Young people with cancer in New Zealand have lower survival rates compared to North America, Germany and Australia, a new study shows.
Research on 25 to 29-year-olds published in the New Zealand Medical Journal shows that cancer survival rates have not improved as much for that group over the past two decades compared with children and older people.
The study looked at all the 1500 young people diagnosed with cancer between 2000 and 2009 taken from the New Zealand cancer registry.
Study researcher Kirsten Ballantine said the survival statistics for many cancers were good, and in line with international figures.
However, some were lagging behind, she said.
When combined with previous New Zealand studies on the 15 to 24-year-old cohort, the five-year survival rate of people aged 15 to 29 with bone tumours was 46 percent, 20 percent lower than in Australia over the same time period, the study said.
The survival rate for breast cancer is 64 percent, compared with 80 percent for the US and Germany.
And for young Māori, the five-year survival rate for bone and central nervous system tumours and leukaemias was around 20 percent lower than non-Māori.
The study said Māori women had a higher risk of both developing breast cancer in young adulthood, and of dying from it.
One of the reasons young people were less likely to survive cancer was because fewer participated in clinical cancer trials compared to older people, Ms Ballantine said.
She said New Zealand clinicians and researchers define adolescents and young adults as being 12 to 24 years old, while generally overseas 15 to 29 year olds were grouped together.
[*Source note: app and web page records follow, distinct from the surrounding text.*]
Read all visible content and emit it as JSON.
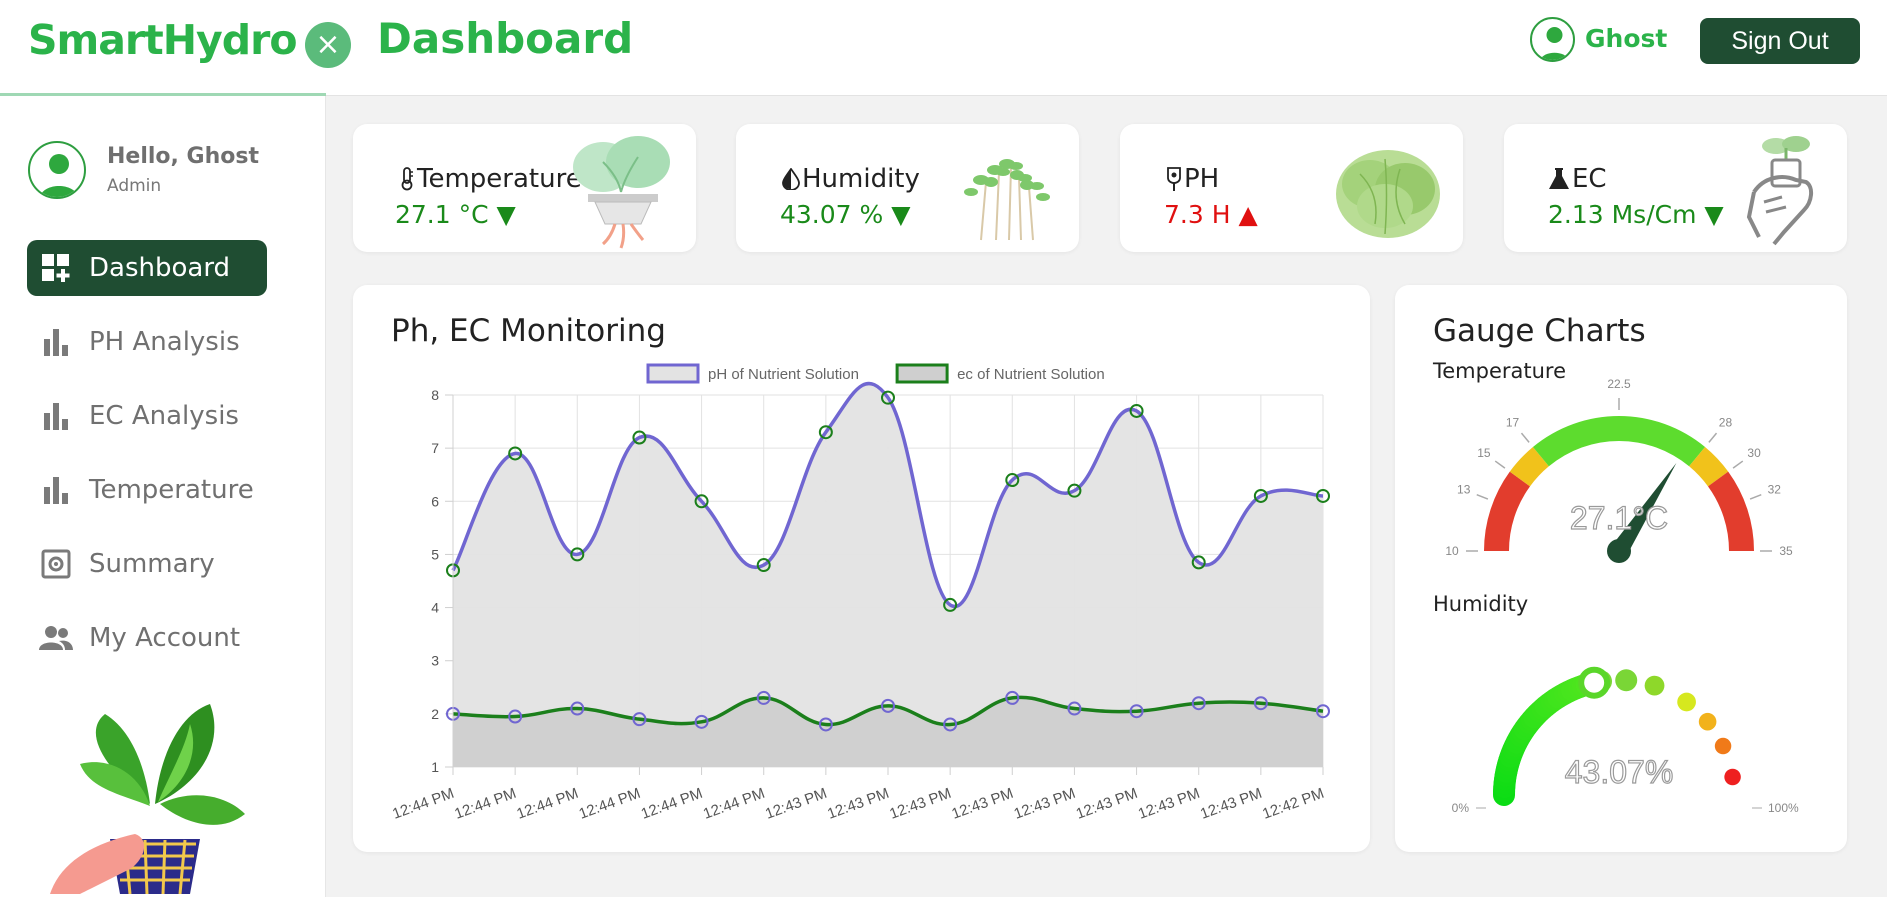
{
  "header": {
    "logo": "SmartHydro",
    "close_symbol": "×",
    "title": "Dashboard",
    "user": "Ghost",
    "sign_out": "Sign Out"
  },
  "sidebar": {
    "greeting": "Hello, Ghost",
    "role": "Admin",
    "items": [
      {
        "label": "Dashboard",
        "icon": "dashboard-add-icon",
        "active": true
      },
      {
        "label": "PH Analysis",
        "icon": "bar-chart-icon",
        "active": false
      },
      {
        "label": "EC Analysis",
        "icon": "bar-chart-icon",
        "active": false
      },
      {
        "label": "Temperature",
        "icon": "bar-chart-icon",
        "active": false
      },
      {
        "label": "Summary",
        "icon": "gear-box-icon",
        "active": false
      },
      {
        "label": "My Account",
        "icon": "users-icon",
        "active": false
      }
    ]
  },
  "stats": [
    {
      "title": "Temperature",
      "value": "27.1 °C",
      "trend": "▼",
      "trend_color": "#1a8a1a",
      "icon": "thermometer-icon"
    },
    {
      "title": "Humidity",
      "value": "43.07 %",
      "trend": "▼",
      "trend_color": "#1a8a1a",
      "icon": "half-drop-icon"
    },
    {
      "title": "PH",
      "value": "7.3 H",
      "trend": "▲",
      "trend_color": "#e01010",
      "icon": "probe-icon"
    },
    {
      "title": "EC",
      "value": "2.13 Ms/Cm",
      "trend": "▼",
      "trend_color": "#1a8a1a",
      "icon": "flask-icon"
    }
  ],
  "monitoring": {
    "title": "Ph, EC Monitoring"
  },
  "chart_data": {
    "type": "line",
    "title": "Ph, EC Monitoring",
    "categories": [
      "12:44 PM",
      "12:44 PM",
      "12:44 PM",
      "12:44 PM",
      "12:44 PM",
      "12:44 PM",
      "12:43 PM",
      "12:43 PM",
      "12:43 PM",
      "12:43 PM",
      "12:43 PM",
      "12:43 PM",
      "12:43 PM",
      "12:43 PM",
      "12:42 PM"
    ],
    "ylim": [
      1,
      8
    ],
    "yticks": [
      1,
      2,
      3,
      4,
      5,
      6,
      7,
      8
    ],
    "grid": true,
    "legend_position": "top",
    "series": [
      {
        "name": "pH of Nutrient Solution",
        "color": "#7066d1",
        "fill": "#e3e3e3",
        "values": [
          4.7,
          6.9,
          5.0,
          7.2,
          6.0,
          4.8,
          7.3,
          7.95,
          4.05,
          6.4,
          6.2,
          7.7,
          4.85,
          6.1,
          6.1
        ]
      },
      {
        "name": "ec of Nutrient Solution",
        "color": "#1b7f1b",
        "fill": "#cfcfcf",
        "values": [
          2.0,
          1.95,
          2.1,
          1.9,
          1.85,
          2.3,
          1.8,
          2.15,
          1.8,
          2.3,
          2.1,
          2.05,
          2.2,
          2.2,
          2.05
        ]
      }
    ]
  },
  "gauges": {
    "title": "Gauge Charts",
    "temperature": {
      "label": "Temperature",
      "value": 27.1,
      "display": "27.1°C",
      "min": 10,
      "max": 35,
      "ticks": [
        "10",
        "13",
        "15",
        "17",
        "22.5",
        "28",
        "30",
        "32",
        "35"
      ],
      "zones": [
        {
          "from": 10,
          "to": 15,
          "color": "#e23d2d"
        },
        {
          "from": 15,
          "to": 17,
          "color": "#f1c21b"
        },
        {
          "from": 17,
          "to": 28,
          "color": "#5ddc2e"
        },
        {
          "from": 28,
          "to": 30,
          "color": "#f1c21b"
        },
        {
          "from": 30,
          "to": 35,
          "color": "#e23d2d"
        }
      ],
      "needle_color": "#1f4d32"
    },
    "humidity": {
      "label": "Humidity",
      "value": 43.07,
      "display": "43.07%",
      "min_label": "0%",
      "max_label": "100%"
    }
  }
}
One of the reasons for the study was to fill a gap in knowledge about 25 to 29 year olds, Ms Ballantine said.